new captain america falcon sam wilson

Marvel announces a new Captain America – most likely Sam Wilson, Cap’s longtime partner as the Falcon – will take over for Steve Rogers, also in the comics.

You know, this isn’t entirely new. Thor has been replaced before – once, notably, by a giant frog – and so has Cap (so many times I couldn’t begin to count, but most notably by Bucky Barnes/The Winter Soldier).

But it’s all fun and fair and will juice up publicity leading up to the “Ultron” movie next May.

So to reiterate: Hell to the yes.

 

Joss Whedon, Edgar Wright and the ‘Ant-Man’ Cornetto

joss whedon twitter cornetto edgar wright

So this was “Avengers” mastermind Joss Whedon’s reaction to fellow director Edgar Wright’s departure from Marvels “Ant-Man.”

Whedon tweeted this picture last night. Head bowed, he’s holding aloft a Cornetto – the British sweet that gave its name to Wright’s “Cornetto Trilogy,” including “Shaun of the Dead” – like a candle at a vigil.

It’s already been dubbed “The Cornetto of Solidarity.”

Nicely done, Mr. Whedon.

Edgar Wright, ‘Ant-Man’ and the Marvel Cinematic Universe

ant-man-test-shot

The news today that Edgar Wright would no longer direct “Ant-Man” – but that the movie, set to kick off the Marvel Cinematic Universe’s Phase Three, immediately following 2015’s “Avengers: Age of Ultron” would continue under another director – seemed like a bump in the road that Marvel’s been building since before “Iron Man” came out in 2008.

Maybe a major bump.

It’s possible we’ll find out what “creative differences” occurred between Wright, maker of “Shaun of the Dead,” and Marvel and MCU honcho Kevin Feige. These things happen, but aside from some disgruntlement from writers and directors and Jon Favreau’s departure after “Iron Man 2,” we haven’t seen a lot of discord in the Marvel Cinematic Universe.

As a matter of fact, compared to DC/Warner Bros.’ problems getting its superhero slate booted up, Marvel has had a pretty smooth time of it. Despite the fact that Marvel is somewhat notoriously cheap in its movie-making.

But Wright’s departure, we have to believe, doesn’t come about because of money. There must have been some fundamental disagreement in how “Ant-Man” was going to come out and how it would fit into the MCU.

What’s even stranger is that Feige recently said that Wright – who has been working on “Ant-Man” since 2006, before most people even knew there was an MCU – was integral in how the universe was developed.
Feige said:

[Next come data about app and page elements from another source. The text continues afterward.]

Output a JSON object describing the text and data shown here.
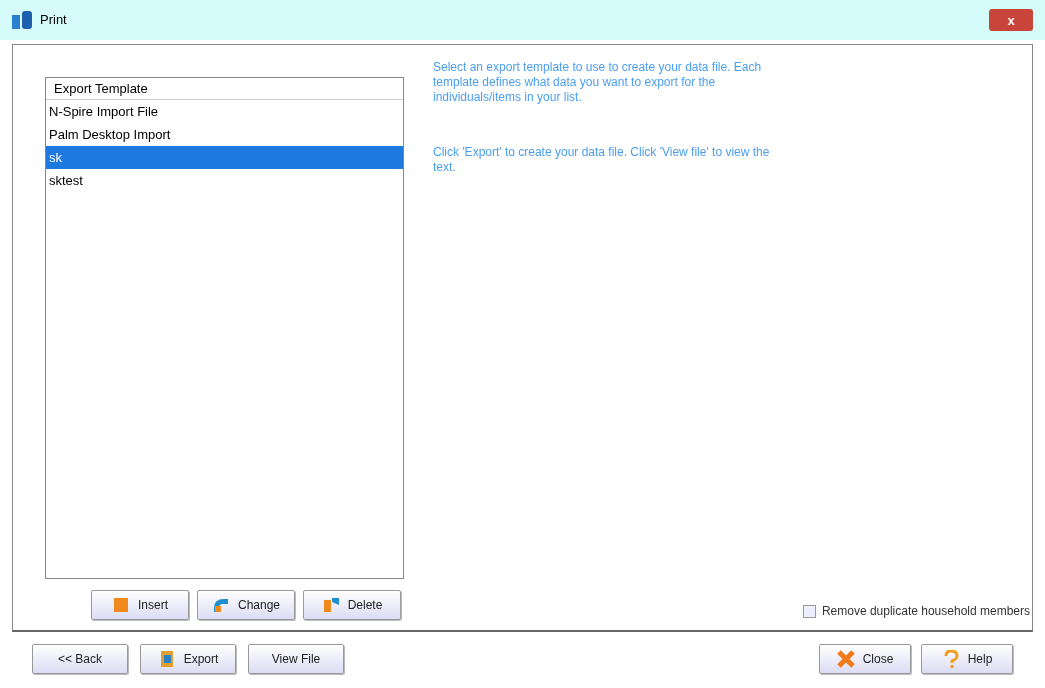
{
  "window": {
    "title": "Print",
    "close_label": "x"
  },
  "template_list": {
    "header": "Export Template",
    "items": [
      {
        "label": "N-Spire Import File",
        "selected": false
      },
      {
        "label": "Palm Desktop Import",
        "selected": false
      },
      {
        "label": "sk",
        "selected": true
      },
      {
        "label": "sktest",
        "selected": false
      }
    ]
  },
  "instructions": [
    "Select an export template to use to create your data file. Each template defines what data you want to export for the individuals/items in your list.",
    "Click 'Export' to create your data file. Click 'View file' to view the text."
  ],
  "template_buttons": [
    {
      "label": "Insert",
      "kind": "insert"
    },
    {
      "label": "Change",
      "kind": "change"
    },
    {
      "label": "Delete",
      "kind": "delete"
    }
  ],
  "remove_duplicates": {
    "label": "Remove duplicate household members",
    "checked": false
  },
  "footer_left": [
    {
      "label": "<< Back",
      "kind": "plain"
    },
    {
      "label": "Export",
      "kind": "export"
    },
    {
      "label": "View File",
      "kind": "plain"
    }
  ],
  "footer_right": [
    {
      "label": "Close",
      "kind": "close"
    },
    {
      "label": "Help",
      "kind": "help"
    }
  ]
}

“We changed, frankly some of the MCU to accommodate this version of Ant-Man. Knowing what we wanted to do with Edgar and with Ant-Man, going years and years back, helped to dictate what we did with the roster for Avengers the first time. It was a bit of both in terms of his idea for the Ant-Man story influencing the birth of the MCU in the early films leading up to Avengers…”

Since the movie has mostly been cast, with Michael Douglas and Paul Rudd as older and younger Ant-Men Hank Pym and Scott Lang, and the movie was about to start filming soon, it seems unlikely we’ll see major changes in the story. More likely it will be a matter of tone and execution. Wright was going to do his movie his way and Marvel couldn’t abide by that.

ant-man-movie-test

I was excited about “Ant-Man” for a couple of reasons. For one, the character is a lynchpin of the comic-book Marvel universe. He was a founder of “The Avengers,” for pete’s sake.

And the apparent plan to use “Ant-Man” to flesh out the mostly unexplored middle years of the MCU – with Douglas as Pym active in flashback scenes in the 1960s or 1970s – was even cooler.

We still might see that all play out.

Or we might not.

“Ant-Man” might be terrific even without Wright. After all, we all hated the thought of Favreau leaving the “Iron Man” series.

We’ll all be lucky if the MCU can continue on smoothly after this bump in the road.